### What the task requires
Records follow. Pull out every line that contains "ACCESS".
________
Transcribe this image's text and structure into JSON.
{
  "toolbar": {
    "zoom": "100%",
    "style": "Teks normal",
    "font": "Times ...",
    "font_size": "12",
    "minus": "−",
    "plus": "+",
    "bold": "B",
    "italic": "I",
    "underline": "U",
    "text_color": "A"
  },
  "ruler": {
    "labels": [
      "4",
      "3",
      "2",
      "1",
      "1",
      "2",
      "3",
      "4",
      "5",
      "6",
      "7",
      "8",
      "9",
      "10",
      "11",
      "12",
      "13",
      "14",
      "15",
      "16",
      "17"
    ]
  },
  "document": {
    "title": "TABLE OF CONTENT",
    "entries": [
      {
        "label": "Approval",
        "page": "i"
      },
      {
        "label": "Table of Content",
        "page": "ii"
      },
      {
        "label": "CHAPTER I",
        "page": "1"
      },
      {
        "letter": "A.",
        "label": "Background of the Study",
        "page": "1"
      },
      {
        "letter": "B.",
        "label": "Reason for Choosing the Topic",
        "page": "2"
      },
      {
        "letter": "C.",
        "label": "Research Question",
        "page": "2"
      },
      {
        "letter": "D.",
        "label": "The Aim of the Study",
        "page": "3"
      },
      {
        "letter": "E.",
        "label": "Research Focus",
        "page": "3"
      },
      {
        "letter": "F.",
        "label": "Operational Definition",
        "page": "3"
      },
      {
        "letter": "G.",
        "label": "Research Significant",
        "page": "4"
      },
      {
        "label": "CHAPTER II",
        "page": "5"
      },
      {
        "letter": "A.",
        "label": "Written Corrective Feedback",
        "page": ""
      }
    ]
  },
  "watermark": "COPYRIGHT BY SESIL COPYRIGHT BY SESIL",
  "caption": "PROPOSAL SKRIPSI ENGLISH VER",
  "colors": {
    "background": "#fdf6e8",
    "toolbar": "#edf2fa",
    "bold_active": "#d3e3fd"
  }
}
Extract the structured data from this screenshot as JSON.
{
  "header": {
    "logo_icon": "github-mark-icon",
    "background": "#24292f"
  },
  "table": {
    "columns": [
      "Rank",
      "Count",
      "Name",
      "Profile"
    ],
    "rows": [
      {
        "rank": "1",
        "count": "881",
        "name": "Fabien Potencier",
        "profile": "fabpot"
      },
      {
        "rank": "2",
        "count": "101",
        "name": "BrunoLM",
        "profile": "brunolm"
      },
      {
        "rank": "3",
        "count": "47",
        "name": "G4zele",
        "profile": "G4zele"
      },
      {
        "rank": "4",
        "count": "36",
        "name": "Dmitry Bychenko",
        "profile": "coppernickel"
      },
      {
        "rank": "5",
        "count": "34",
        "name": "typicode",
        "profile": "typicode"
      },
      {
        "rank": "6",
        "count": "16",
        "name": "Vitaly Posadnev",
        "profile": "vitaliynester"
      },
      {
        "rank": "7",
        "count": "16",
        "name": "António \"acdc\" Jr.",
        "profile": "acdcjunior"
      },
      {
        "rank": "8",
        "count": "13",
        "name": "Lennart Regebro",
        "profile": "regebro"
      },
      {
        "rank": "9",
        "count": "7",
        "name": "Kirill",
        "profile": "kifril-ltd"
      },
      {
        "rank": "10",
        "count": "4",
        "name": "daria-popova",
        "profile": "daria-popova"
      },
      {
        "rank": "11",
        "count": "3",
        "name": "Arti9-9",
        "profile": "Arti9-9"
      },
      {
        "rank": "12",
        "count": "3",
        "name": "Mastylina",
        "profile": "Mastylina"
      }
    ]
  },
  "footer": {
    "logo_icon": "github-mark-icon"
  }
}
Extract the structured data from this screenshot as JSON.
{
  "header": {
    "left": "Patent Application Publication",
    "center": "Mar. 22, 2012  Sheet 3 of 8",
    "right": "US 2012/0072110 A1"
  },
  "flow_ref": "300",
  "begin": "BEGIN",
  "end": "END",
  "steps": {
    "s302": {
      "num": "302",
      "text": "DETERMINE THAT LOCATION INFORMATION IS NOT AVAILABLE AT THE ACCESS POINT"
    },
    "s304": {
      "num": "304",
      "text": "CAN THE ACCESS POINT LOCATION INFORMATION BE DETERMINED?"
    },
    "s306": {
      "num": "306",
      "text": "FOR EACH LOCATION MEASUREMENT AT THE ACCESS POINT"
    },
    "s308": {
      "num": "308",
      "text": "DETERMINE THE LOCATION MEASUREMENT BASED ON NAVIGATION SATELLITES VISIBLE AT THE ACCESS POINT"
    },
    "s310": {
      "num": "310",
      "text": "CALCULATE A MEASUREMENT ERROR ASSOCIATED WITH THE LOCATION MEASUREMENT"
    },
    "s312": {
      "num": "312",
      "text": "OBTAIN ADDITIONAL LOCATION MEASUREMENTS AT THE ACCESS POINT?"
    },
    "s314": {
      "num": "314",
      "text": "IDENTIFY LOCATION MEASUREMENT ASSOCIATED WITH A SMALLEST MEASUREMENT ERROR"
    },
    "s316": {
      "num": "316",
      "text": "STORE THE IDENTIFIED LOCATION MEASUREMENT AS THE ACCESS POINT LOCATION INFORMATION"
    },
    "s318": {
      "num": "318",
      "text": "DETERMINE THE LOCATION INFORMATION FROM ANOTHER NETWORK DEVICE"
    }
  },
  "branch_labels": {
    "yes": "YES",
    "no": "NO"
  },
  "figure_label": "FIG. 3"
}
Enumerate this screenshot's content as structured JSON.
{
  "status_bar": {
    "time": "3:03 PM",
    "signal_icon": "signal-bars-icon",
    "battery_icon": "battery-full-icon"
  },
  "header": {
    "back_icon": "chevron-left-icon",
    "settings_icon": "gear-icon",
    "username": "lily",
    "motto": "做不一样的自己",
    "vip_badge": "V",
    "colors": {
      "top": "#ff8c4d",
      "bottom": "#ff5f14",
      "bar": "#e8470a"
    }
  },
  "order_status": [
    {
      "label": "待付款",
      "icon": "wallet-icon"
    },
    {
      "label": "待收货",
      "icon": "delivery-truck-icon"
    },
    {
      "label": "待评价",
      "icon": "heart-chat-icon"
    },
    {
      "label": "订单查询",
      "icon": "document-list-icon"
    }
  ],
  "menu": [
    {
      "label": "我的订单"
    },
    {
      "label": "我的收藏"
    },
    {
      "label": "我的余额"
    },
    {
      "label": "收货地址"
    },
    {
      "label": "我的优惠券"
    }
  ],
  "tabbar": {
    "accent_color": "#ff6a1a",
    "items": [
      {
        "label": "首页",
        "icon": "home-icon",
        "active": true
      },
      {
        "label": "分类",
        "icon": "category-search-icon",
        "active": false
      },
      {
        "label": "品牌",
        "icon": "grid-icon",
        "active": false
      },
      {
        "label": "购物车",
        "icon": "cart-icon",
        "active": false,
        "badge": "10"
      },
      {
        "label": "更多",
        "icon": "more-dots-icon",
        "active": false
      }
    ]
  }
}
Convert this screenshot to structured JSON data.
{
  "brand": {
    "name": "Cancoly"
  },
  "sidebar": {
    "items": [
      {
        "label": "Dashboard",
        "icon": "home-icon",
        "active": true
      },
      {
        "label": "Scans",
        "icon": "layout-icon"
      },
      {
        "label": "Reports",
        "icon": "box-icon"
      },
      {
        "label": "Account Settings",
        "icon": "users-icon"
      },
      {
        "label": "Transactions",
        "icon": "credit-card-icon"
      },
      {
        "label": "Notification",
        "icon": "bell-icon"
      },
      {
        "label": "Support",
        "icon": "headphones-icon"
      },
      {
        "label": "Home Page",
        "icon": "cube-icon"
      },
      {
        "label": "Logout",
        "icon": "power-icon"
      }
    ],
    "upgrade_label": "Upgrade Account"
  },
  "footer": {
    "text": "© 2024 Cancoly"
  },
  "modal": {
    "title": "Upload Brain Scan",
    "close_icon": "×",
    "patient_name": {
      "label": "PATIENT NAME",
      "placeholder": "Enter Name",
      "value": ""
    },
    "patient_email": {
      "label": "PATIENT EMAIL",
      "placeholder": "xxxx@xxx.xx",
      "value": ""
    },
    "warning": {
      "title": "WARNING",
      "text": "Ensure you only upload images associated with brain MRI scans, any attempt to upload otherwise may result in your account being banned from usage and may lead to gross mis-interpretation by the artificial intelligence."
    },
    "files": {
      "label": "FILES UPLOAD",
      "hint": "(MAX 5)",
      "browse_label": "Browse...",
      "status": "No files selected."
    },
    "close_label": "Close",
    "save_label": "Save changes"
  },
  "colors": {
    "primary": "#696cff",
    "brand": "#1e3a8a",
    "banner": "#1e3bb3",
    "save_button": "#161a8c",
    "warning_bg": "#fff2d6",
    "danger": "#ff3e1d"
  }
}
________
### Answer to the problem
      "text": "DETERMINE THAT LOCATION INFORMATION IS NOT AVAILABLE AT THE ACCESS POINT"
      "text": "CAN THE ACCESS POINT LOCATION INFORMATION BE DETERMINED?"
      "text": "FOR EACH LOCATION MEASUREMENT AT THE ACCESS POINT"
      "text": "DETERMINE THE LOCATION MEASUREMENT BASED ON NAVIGATION SATELLITES VISIBLE AT THE ACCESS POINT"
      "text": "OBTAIN ADDITIONAL LOCATION MEASUREMENTS AT THE ACCESS POINT?"
      "text": "STORE THE IDENTIFIED LOCATION MEASUREMENT AS THE ACCESS POINT LOCATION INFORMATION"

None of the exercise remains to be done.